It was time to do an experiment and try blueberry jam the old fashioned way. Here’s what I found:
No-pectin-added blueberry jam
Start with a really heavy, large stock pot. The heavier the pot is, the less likely you are to burn the jam. Remember that jam is mostly sugar and sugar burns easily. Crush your blueberries and add equal parts berries and sugar. I chose to cook up six cups of blueberries and six cups of sugar.
I brought it to a boil and then stirred it frequently, although not constantly. It takes too long to cook to be able to stir it constantly! I tried to keep the hot bubbly mixture cooking at a temperature that kept it boiling but not burning. It cooked the berries and sugar for at least 45 minutes, maybe a little more.
As the mixture cooks, you can see it starting to thicken, especially around the edges. There are a number of ways to tell how long to cook it.

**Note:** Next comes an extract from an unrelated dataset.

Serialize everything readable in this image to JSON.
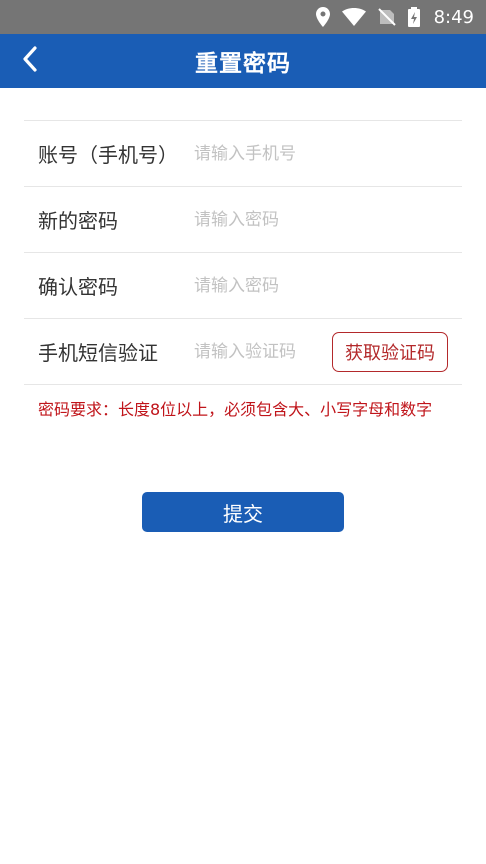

Some websites recommend checking the temperature. Because I’m at sea level, I needed to get the jam up to 220°. (You can drop that temperature 2° for every thousand feet up to 4000, then 1° for the increment between 4000 and 5000 and an additional 2° for each thousand feet thereafter.)

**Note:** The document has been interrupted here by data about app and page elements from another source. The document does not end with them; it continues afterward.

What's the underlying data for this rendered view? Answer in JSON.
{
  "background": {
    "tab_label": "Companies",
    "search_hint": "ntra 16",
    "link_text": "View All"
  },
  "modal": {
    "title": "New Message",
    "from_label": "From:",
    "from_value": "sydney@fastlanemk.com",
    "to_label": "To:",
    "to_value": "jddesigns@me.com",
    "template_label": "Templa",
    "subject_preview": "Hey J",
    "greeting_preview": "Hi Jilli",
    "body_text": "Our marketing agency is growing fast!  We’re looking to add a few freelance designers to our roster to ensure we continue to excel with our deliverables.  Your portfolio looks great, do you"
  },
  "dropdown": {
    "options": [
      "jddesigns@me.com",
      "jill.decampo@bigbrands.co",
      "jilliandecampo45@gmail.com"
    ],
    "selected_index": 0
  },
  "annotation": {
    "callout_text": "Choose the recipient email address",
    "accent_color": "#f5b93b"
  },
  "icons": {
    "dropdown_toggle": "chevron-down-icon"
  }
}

A second way you can test if it’s cooked long enough is to put a dab on a cold saucer and put it in the fridge to see if it gels up right away. That doesn’t seem to work for me though.
The third way, and the way that I prefer to use, is by taking a metal spoon, sticking it into the jam and lifting a spoonful about ten inches above the pan. Tilt the spoon and watch how it runs off. When it sheets off the spoon (when two drops form and run together) then it’s done. (I also checked the temperature and it was right at the right place.)
Then I poured the hot jam mixture into the sterilized jars and put on the lids and rings (also sterilized.) I turned them upside down immediately for fifteen minutes and set them on a towel to cool. After fifteen minutes, I turned them back right side up. Within a few hours, all the lids gave that musical little pop as they sealed.
Two interesting things about no-added-pectin jam that I found. First, there was no foam to skim off the top before pouring into jars. Second, there was a very slight taste difference. I can taste that added-pectin contributes its own slight bouquet to jam.
And hey, I saved buying that extra box of Sure-gel!
For another recipe for no-pectin-added berry jam, see this post.